Return all lines of the data in which the string "popups" occurs.

(Beginning of SUPPLIED MATERIAL)

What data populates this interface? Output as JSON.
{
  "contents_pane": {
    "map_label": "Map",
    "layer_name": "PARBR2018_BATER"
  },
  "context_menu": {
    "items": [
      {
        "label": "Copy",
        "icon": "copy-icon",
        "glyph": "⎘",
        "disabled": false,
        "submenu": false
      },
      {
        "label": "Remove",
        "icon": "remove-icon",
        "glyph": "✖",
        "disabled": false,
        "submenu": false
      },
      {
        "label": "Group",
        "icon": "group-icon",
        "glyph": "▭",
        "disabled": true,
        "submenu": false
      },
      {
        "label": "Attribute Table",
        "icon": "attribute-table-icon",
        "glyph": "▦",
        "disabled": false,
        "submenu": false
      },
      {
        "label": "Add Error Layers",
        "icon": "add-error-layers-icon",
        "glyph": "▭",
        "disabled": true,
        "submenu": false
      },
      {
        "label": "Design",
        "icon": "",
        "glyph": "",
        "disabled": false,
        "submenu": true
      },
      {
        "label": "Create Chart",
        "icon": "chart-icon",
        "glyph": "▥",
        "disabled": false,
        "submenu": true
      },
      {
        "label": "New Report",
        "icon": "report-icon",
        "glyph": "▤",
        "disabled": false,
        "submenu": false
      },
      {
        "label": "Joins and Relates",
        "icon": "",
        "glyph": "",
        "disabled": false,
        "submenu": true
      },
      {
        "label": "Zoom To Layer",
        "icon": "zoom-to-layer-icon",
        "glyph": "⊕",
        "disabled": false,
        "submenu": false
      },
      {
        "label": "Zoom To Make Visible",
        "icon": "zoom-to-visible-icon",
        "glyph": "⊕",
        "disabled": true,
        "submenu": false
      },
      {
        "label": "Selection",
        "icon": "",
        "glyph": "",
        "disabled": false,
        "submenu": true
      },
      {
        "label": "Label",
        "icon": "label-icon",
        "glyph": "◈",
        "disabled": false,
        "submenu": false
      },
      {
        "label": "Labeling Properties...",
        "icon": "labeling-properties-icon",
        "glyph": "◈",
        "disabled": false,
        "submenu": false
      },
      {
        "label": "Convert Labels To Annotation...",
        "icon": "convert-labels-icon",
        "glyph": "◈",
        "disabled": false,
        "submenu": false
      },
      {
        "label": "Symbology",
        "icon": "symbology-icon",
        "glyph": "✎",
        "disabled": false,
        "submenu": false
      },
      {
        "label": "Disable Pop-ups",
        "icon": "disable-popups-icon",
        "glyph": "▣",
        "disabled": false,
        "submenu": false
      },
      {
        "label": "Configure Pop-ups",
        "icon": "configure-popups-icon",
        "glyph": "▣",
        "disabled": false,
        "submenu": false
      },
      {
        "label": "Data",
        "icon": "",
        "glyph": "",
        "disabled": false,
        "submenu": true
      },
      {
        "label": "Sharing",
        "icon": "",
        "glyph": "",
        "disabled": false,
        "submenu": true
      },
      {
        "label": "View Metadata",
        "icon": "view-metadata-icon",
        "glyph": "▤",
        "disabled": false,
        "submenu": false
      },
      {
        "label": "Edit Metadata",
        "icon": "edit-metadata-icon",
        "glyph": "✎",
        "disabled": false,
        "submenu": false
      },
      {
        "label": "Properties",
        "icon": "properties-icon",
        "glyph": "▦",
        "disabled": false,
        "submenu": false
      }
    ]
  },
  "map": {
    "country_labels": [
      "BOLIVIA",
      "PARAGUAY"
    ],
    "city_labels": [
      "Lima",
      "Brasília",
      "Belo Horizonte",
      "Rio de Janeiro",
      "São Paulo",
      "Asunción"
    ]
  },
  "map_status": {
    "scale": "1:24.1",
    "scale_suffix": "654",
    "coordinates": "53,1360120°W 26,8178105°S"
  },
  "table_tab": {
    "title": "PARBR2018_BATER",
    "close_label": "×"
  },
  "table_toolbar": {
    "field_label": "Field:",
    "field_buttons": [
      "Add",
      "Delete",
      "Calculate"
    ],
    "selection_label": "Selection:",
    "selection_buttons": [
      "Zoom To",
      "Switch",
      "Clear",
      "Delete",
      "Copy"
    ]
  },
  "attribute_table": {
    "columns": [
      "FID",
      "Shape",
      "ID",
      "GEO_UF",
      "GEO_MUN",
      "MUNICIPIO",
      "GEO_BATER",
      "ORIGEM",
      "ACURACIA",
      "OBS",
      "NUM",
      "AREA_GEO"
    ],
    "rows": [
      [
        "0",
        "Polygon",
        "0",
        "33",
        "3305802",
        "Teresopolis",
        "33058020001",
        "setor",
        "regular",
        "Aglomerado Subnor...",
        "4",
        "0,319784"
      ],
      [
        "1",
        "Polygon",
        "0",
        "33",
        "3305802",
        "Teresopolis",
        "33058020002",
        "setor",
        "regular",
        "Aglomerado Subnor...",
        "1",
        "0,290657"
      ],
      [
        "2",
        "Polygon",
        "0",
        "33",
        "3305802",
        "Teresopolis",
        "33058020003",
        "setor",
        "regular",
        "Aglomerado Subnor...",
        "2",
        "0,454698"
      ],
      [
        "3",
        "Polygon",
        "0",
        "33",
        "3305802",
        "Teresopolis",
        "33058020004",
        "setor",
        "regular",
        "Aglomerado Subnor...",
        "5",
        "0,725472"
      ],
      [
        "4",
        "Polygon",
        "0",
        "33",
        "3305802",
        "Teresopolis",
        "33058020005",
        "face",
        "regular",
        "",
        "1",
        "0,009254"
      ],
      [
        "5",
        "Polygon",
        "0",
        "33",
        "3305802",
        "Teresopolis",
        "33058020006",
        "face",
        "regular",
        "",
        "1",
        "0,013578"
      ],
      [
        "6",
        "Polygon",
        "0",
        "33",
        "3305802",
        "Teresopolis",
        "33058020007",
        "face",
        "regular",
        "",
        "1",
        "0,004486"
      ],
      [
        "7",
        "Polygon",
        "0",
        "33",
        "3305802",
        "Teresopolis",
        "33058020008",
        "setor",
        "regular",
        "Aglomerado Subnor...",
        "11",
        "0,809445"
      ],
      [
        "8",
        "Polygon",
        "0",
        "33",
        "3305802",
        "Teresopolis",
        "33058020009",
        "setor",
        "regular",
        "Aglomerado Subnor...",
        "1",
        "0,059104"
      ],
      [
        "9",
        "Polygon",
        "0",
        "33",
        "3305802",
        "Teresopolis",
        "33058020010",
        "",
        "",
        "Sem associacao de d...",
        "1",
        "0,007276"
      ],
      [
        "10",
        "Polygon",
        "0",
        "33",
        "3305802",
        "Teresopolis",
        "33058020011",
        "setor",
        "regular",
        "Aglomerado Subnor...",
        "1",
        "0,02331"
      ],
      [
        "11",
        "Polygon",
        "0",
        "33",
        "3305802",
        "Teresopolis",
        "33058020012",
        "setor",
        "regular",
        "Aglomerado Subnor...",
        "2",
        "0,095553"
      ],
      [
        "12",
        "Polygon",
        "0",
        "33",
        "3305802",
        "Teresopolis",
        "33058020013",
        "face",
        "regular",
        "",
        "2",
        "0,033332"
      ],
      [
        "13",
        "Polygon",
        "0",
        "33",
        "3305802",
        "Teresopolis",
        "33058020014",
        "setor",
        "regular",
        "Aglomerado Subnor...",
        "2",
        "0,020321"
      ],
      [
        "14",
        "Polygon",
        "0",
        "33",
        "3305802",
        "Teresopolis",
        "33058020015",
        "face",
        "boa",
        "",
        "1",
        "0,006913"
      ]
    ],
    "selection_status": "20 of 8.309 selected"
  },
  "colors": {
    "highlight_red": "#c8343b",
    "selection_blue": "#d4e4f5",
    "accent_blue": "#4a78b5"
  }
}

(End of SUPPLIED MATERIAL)

## YOUR RESPONSE:
        "icon": "disable-popups-icon",
        "icon": "configure-popups-icon",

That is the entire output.